• What is required: Retype each entry below, keeping every character the same.

[Website and app data records]
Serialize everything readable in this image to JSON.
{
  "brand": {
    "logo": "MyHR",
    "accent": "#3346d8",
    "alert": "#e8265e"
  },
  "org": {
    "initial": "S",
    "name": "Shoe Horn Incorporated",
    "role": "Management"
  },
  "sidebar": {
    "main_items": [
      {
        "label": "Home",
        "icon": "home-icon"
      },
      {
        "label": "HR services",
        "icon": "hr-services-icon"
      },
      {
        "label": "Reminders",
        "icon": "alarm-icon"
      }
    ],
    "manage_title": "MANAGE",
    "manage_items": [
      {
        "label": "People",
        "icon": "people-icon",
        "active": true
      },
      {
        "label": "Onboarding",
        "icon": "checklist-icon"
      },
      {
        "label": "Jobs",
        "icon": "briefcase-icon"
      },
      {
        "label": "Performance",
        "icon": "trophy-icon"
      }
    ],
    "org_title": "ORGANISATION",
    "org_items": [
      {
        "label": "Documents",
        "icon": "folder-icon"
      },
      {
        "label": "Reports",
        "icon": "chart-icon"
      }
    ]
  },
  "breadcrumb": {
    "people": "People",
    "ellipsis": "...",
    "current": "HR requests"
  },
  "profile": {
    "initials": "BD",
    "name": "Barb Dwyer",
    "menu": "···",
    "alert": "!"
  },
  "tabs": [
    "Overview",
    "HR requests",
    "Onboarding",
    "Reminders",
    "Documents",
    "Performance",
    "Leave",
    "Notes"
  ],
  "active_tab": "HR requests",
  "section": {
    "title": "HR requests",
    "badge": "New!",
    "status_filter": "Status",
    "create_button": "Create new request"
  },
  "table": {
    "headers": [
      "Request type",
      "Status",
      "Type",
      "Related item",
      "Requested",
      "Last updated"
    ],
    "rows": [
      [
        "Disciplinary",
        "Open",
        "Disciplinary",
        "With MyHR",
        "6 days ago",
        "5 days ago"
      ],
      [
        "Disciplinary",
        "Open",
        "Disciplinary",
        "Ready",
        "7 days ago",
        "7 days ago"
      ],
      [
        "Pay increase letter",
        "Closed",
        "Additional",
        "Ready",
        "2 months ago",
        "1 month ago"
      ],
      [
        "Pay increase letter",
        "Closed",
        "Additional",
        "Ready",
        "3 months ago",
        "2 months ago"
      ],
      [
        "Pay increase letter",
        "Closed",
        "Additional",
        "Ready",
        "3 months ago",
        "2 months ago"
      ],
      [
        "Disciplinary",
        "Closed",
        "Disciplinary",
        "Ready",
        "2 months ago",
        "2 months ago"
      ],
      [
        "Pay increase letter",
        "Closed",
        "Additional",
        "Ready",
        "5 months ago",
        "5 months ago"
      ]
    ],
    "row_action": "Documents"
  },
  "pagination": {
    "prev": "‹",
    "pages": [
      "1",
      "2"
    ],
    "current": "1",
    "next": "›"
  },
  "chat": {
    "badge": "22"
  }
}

• Result:
Serialize everything readable in this image to JSON.
{
  "brand": {
    "logo": "MyHR",
    "accent": "#3346d8",
    "alert": "#e8265e"
  },
  "org": {
    "initial": "S",
    "name": "Shoe Horn Incorporated",
    "role": "Management"
  },
  "sidebar": {
    "main_items": [
      {
        "label": "Home",
        "icon": "home-icon"
      },
      {
        "label": "HR services",
        "icon": "hr-services-icon"
      },
      {
        "label": "Reminders",
        "icon": "alarm-icon"
      }
    ],
    "manage_title": "MANAGE",
    "manage_items": [
      {
        "label": "People",
        "icon": "people-icon",
        "active": true
      },
      {
        "label": "Onboarding",
        "icon": "checklist-icon"
      },
      {
        "label": "Jobs",
        "icon": "briefcase-icon"
      },
      {
        "label": "Performance",
        "icon": "trophy-icon"
      }
    ],
    "org_title": "ORGANISATION",
    "org_items": [
      {
        "label": "Documents",
        "icon": "folder-icon"
      },
      {
        "label": "Reports",
        "icon": "chart-icon"
      }
    ]
  },
  "breadcrumb": {
    "people": "People",
    "ellipsis": "...",
    "current": "HR requests"
  },
  "profile": {
    "initials": "BD",
    "name": "Barb Dwyer",
    "menu": "···",
    "alert": "!"
  },
  "tabs": [
    "Overview",
    "HR requests",
    "Onboarding",
    "Reminders",
    "Documents",
    "Performance",
    "Leave",
    "Notes"
  ],
  "active_tab": "HR requests",
  "section": {
    "title": "HR requests",
    "badge": "New!",
    "status_filter": "Status",
    "create_button": "Create new request"
  },
  "table": {
    "headers": [
      "Request type",
      "Status",
      "Type",
      "Related item",
      "Requested",
      "Last updated"
    ],
    "rows": [
      [
        "Disciplinary",
        "Open",
        "Disciplinary",
        "With MyHR",
        "6 days ago",
        "5 days ago"
      ],
      [
        "Disciplinary",
        "Open",
        "Disciplinary",
        "Ready",
        "7 days ago",
        "7 days ago"
      ],
      [
        "Pay increase letter",
        "Closed",
        "Additional",
        "Ready",
        "2 months ago",
        "1 month ago"
      ],
      [
        "Pay increase letter",
        "Closed",
        "Additional",
        "Ready",
        "3 months ago",
        "2 months ago"
      ],
      [
        "Pay increase letter",
        "Closed",
        "Additional",
        "Ready",
        "3 months ago",
        "2 months ago"
      ],
      [
        "Disciplinary",
        "Closed",
        "Disciplinary",
        "Ready",
        "2 months ago",
        "2 months ago"
      ],
      [
        "Pay increase letter",
        "Closed",
        "Additional",
        "Ready",
        "5 months ago",
        "5 months ago"
      ]
    ],
    "row_action": "Documents"
  },
  "pagination": {
    "prev": "‹",
    "pages": [
      "1",
      "2"
    ],
    "current": "1",
    "next": "›"
  },
  "chat": {
    "badge": "22"
  }
}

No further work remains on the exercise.